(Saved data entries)
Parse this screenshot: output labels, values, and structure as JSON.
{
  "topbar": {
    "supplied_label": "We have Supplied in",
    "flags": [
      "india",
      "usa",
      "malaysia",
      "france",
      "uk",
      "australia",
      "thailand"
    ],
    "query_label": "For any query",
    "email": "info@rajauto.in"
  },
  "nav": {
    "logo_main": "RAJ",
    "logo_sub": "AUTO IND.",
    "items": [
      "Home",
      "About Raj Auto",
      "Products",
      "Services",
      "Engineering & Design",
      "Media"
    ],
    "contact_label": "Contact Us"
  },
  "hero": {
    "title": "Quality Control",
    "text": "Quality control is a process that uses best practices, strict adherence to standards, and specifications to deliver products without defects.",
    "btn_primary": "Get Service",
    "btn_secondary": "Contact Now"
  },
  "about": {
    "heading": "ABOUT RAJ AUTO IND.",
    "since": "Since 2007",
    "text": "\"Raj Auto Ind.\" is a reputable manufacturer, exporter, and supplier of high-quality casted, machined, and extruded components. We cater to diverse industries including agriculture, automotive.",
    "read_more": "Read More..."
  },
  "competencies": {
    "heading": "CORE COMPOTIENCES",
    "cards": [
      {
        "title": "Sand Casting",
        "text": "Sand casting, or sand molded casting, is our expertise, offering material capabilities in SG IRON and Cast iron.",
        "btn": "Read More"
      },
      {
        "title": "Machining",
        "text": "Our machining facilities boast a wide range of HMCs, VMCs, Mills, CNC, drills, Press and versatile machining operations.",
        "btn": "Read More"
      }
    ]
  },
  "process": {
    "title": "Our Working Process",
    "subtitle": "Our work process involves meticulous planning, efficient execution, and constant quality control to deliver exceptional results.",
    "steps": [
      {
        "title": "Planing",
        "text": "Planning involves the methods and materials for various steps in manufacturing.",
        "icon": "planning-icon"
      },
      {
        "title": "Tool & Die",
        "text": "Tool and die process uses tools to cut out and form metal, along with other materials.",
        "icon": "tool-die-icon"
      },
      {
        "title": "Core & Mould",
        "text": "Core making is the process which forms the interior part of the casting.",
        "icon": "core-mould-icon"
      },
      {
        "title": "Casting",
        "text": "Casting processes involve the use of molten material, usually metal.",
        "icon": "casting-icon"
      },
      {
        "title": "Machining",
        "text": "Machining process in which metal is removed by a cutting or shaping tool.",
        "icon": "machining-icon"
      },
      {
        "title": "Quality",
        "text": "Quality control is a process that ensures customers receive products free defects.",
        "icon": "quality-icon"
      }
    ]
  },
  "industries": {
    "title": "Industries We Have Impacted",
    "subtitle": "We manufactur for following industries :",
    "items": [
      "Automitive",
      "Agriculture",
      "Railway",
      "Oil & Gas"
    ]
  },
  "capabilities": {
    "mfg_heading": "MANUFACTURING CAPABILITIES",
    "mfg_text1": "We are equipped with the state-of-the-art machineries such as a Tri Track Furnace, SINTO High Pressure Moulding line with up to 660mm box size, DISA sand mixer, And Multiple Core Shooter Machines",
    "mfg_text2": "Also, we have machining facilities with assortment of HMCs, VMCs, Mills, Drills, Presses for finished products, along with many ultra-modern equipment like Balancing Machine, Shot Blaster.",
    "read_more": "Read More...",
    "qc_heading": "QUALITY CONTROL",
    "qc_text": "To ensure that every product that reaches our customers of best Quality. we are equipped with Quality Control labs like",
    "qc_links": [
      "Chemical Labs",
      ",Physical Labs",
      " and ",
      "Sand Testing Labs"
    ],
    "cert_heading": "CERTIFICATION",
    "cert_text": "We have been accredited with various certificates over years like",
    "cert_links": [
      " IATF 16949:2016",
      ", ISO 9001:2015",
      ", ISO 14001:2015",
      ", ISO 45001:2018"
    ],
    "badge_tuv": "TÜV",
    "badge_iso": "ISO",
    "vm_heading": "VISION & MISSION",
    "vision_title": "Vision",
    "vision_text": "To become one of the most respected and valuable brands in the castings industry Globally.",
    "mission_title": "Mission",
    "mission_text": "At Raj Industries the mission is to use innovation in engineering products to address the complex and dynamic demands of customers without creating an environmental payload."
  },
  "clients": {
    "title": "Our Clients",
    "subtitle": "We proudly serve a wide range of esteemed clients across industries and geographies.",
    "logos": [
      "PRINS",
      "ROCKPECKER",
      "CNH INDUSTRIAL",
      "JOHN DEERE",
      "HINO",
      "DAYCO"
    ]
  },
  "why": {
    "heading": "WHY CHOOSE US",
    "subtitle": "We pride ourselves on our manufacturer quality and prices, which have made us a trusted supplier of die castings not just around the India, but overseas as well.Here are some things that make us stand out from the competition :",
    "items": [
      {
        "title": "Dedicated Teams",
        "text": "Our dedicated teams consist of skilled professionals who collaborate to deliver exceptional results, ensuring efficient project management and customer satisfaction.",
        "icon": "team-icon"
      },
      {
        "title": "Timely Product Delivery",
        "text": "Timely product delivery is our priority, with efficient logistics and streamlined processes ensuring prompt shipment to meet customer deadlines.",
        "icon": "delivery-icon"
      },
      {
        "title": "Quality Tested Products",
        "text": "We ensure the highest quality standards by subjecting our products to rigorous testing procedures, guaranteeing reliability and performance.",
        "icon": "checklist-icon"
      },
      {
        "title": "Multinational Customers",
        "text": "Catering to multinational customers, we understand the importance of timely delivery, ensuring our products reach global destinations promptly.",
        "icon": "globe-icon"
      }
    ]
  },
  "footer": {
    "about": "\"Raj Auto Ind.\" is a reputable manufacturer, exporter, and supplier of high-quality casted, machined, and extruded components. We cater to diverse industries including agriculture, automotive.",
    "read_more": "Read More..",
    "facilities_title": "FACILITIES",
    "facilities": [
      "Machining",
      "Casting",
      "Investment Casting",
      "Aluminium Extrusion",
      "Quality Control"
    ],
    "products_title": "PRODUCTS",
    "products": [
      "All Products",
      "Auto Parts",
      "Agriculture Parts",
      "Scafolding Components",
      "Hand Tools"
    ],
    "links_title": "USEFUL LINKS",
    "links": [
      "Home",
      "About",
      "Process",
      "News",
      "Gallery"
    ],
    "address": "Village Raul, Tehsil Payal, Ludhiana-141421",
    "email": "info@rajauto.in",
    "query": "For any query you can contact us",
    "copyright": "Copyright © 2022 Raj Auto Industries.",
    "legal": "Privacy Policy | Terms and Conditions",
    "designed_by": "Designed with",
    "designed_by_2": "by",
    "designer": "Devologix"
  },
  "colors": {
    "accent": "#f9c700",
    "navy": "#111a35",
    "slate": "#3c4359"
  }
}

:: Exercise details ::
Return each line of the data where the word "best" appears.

:: Response ::
    "text": "Quality control is a process that uses best practices, strict adherence to standards, and specifications to deliver products without defects.",
    "qc_text": "To ensure that every product that reaches our customers of best Quality. we are equipped with Quality Control labs like",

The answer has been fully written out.